Questions and answers - Demolitions
Sometimes it is important to carefully take a building apart for heritage restoration reasons, for identifying victims or for other similar reasons; this process is called “deconstruction”.
In contrast, other buildings may simply need to be taken down for public safety or other reasons and there is limited concern about analysing the building materials or putting them aside for reconstruction; in those cases the buildings are said to be “demolished”.
- Demolition: the full demolition of a building or structure, including the removal of debris and leveling of the site to ensure ongoing safety.
- Partial Demolition: the removal of part of a building for immediate safety reasons. This works includes the removal of walls, facades and part structures.
Commercial buildings outside the CBD red zone are buildings that may still be within the four avenues CBD area (but outside the red zone) or suburban commercial buildings.
The Building Act provides guidance that buildings fulfil this requirement - '...the demolition of all or part of a damaged building that is detached (stand-alone) and is no more than 3 storeys high' - do not require a building consent for demolition.
These commercial building owners (where their buildings fit the requirement of the Building Act) can progress their demolition, usually in partnership with their insurers. However, CERA appreciates being informed when the demolition takes place and requires an oversight over all buildings within the CBD (within the four avenues) in order to ensure safety.
Building Demolition Debris
In most cases, accredited demolition companies have salvage rights to demolition waste. The contracted demolition company is responsible for paying for the disposal of debris and, where that debris has a recoverable value, the demolition company has the right under the demolition contract to keep the proceeds to offset the cost of demolition.
Contents of the building that are lost or destroyed during demolition will become part of the demolition waste. Building owners have a responsibility to ensure that they contact their tenants to ensure they are aware the building is to be demolished. Tenants have a responsibility to arrange for the recovery of their property (if safe enough to do so) through the Red Zone Access programme.

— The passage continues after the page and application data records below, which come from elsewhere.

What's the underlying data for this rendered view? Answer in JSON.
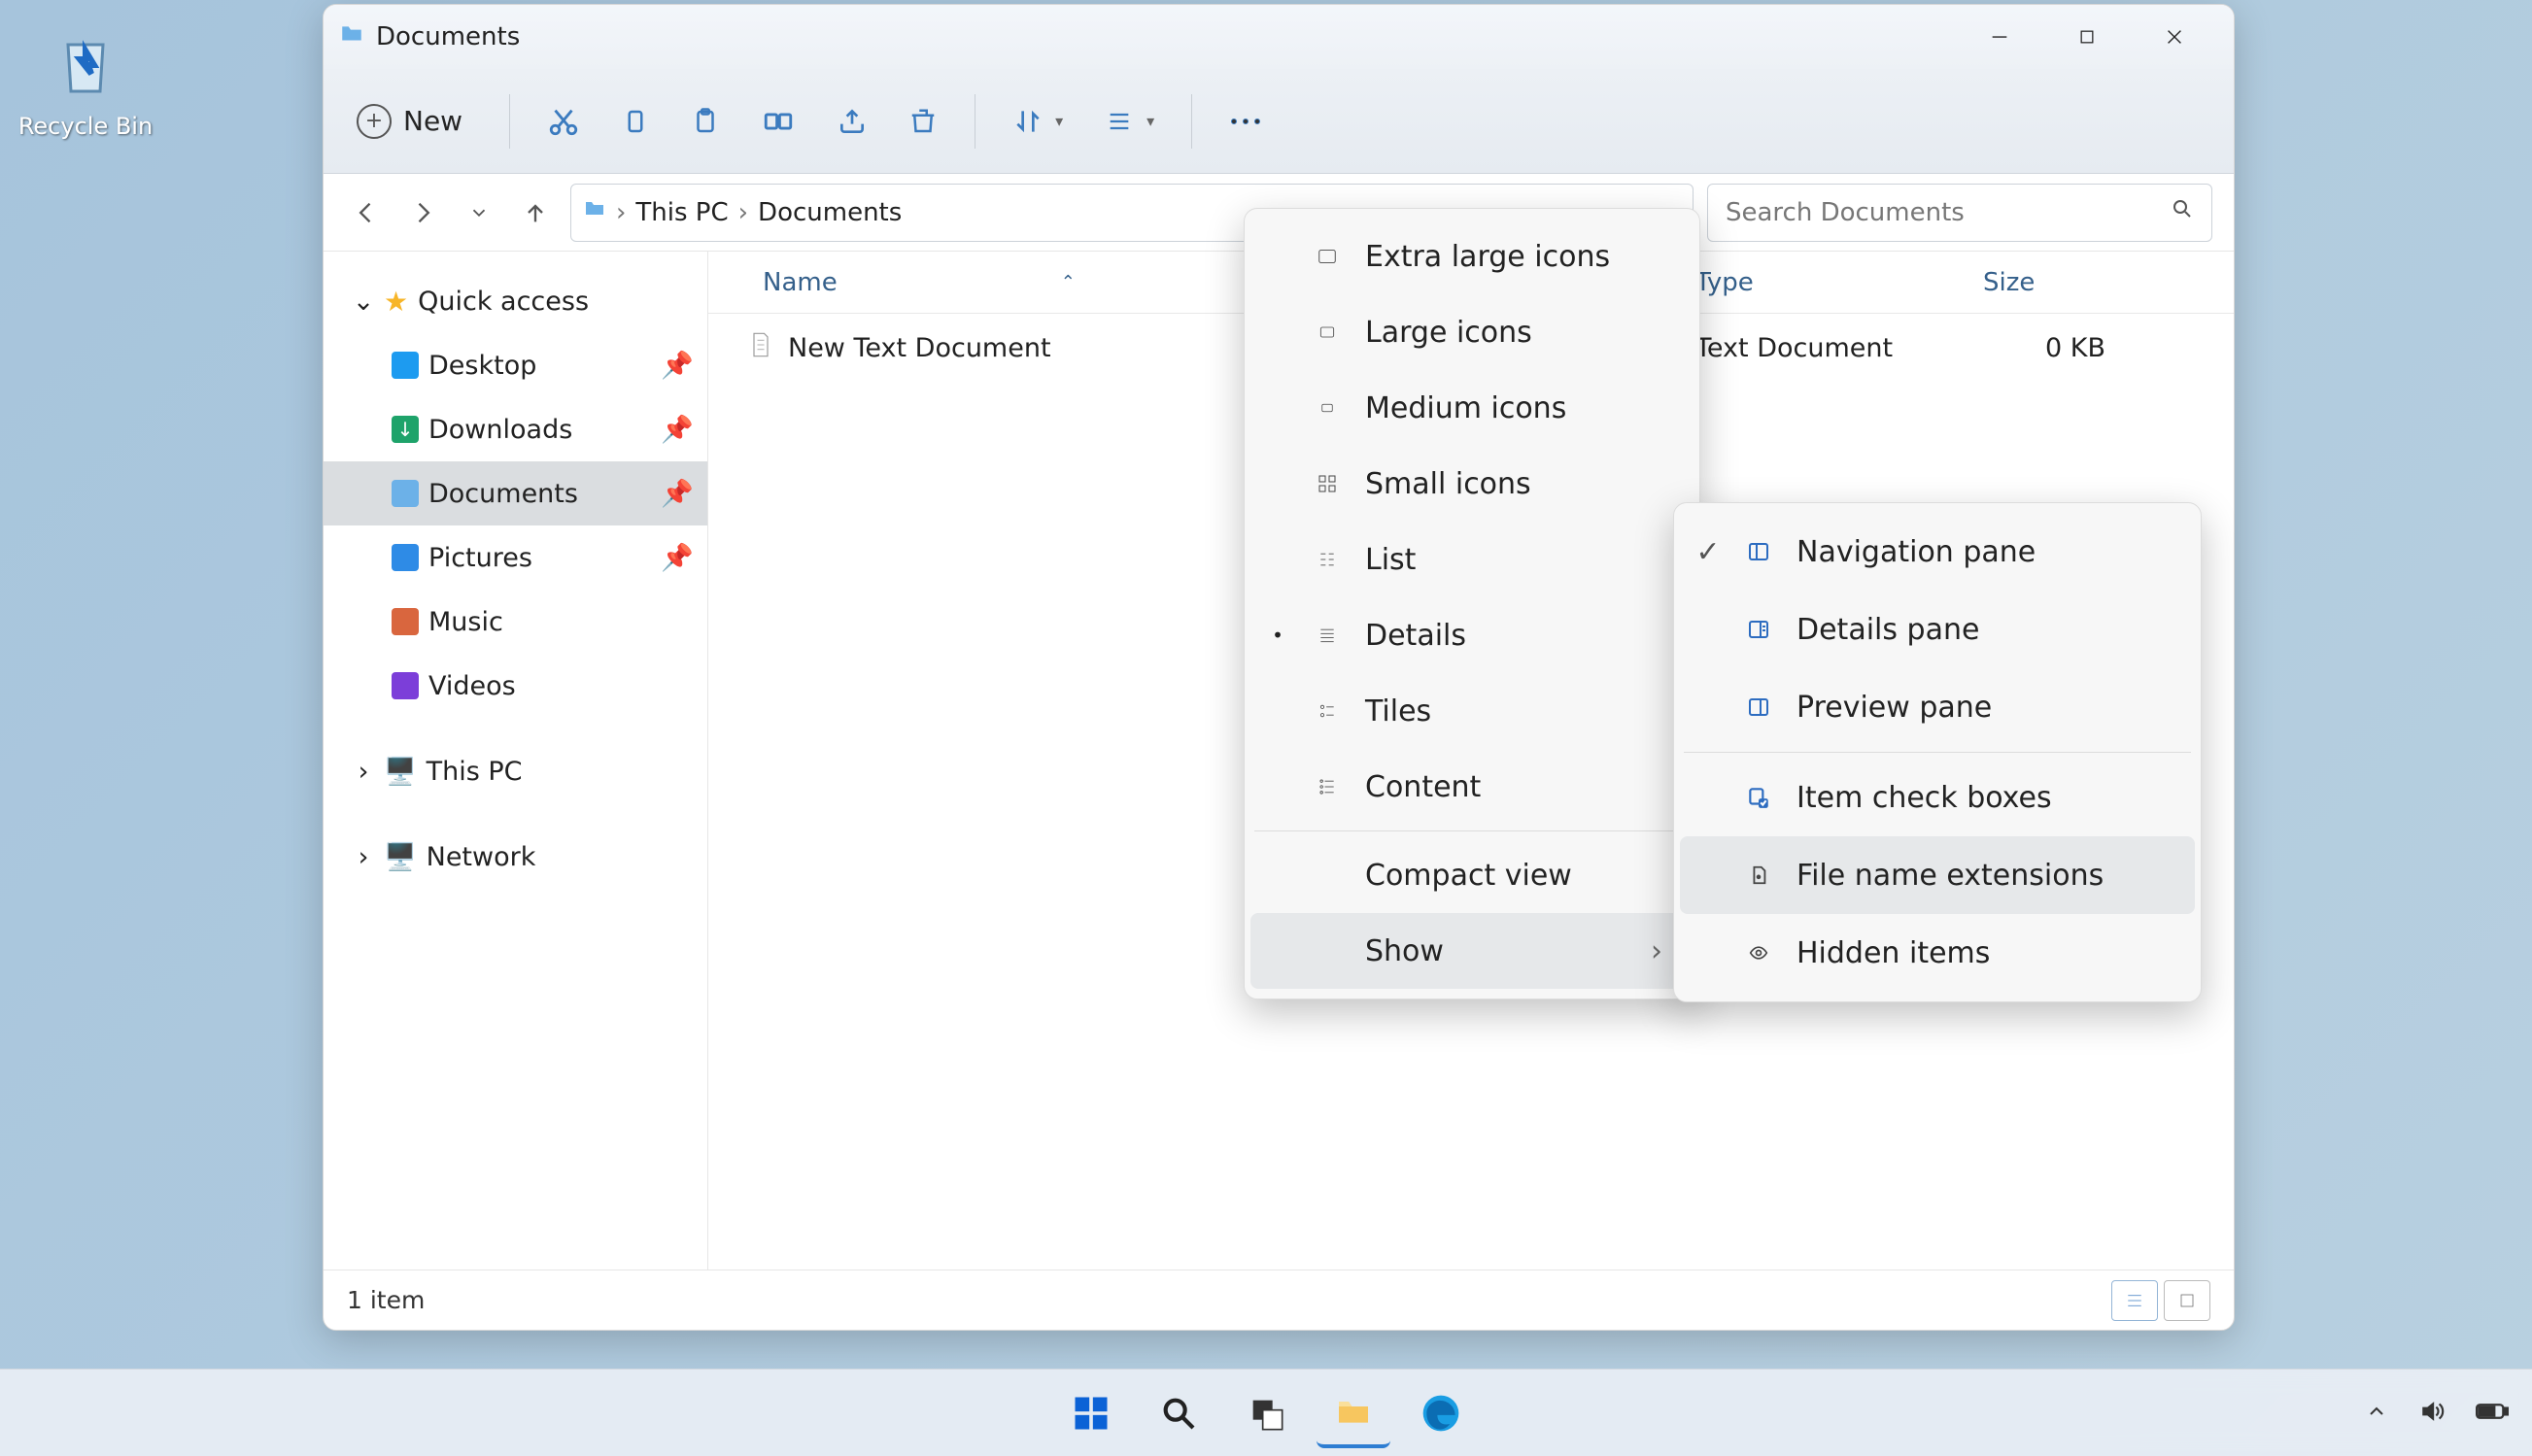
{
  "desktop": {
    "recycle_bin": "Recycle Bin"
  },
  "window": {
    "title": "Documents",
    "toolbar": {
      "new": "New",
      "cut": "Cut",
      "copy": "Copy",
      "paste": "Paste",
      "rename": "Rename",
      "share": "Share",
      "delete": "Delete",
      "sort": "Sort",
      "layout": "Layout",
      "more": "More"
    },
    "address": {
      "root": "This PC",
      "current": "Documents"
    },
    "search_placeholder": "Search Documents",
    "columns": {
      "name": "Name",
      "type": "Type",
      "size": "Size"
    },
    "sidebar": {
      "quick_access": "Quick access",
      "desktop": "Desktop",
      "downloads": "Downloads",
      "documents": "Documents",
      "pictures": "Pictures",
      "music": "Music",
      "videos": "Videos",
      "this_pc": "This PC",
      "network": "Network"
    },
    "file": {
      "name": "New Text Document",
      "type": "Text Document",
      "size": "0 KB"
    },
    "status": "1 item"
  },
  "view_menu": {
    "extra_large": "Extra large icons",
    "large": "Large icons",
    "medium": "Medium icons",
    "small": "Small icons",
    "list": "List",
    "details": "Details",
    "tiles": "Tiles",
    "content": "Content",
    "compact": "Compact view",
    "show": "Show"
  },
  "show_menu": {
    "nav_pane": "Navigation pane",
    "details_pane": "Details pane",
    "preview_pane": "Preview pane",
    "item_checkboxes": "Item check boxes",
    "file_ext": "File name extensions",
    "hidden": "Hidden items"
  }
}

If it is not safe enough to recover tenant property prior to demolition, demolition contractors may be able to do this during the demolition process. Tenants need to provide a list of items they would like retrieved (if possible) to the building owner (owner managed demolitions) or to the CERA case manager: email@example.com (CERA managed demolitions).
Building contents do not form part of a demolition contractor’s salvage right. Items recovered during the demolition process remain the property of the owner. Where an insurance company has paid out on the contents of a building, the insurer becomes the owner of the contents. Demolition contractors should contact the building owner (owner managed demolitions) who will contact tenants or the CERA case manager (CERA managed demolitions) for instructions on the disposal of the recovered items.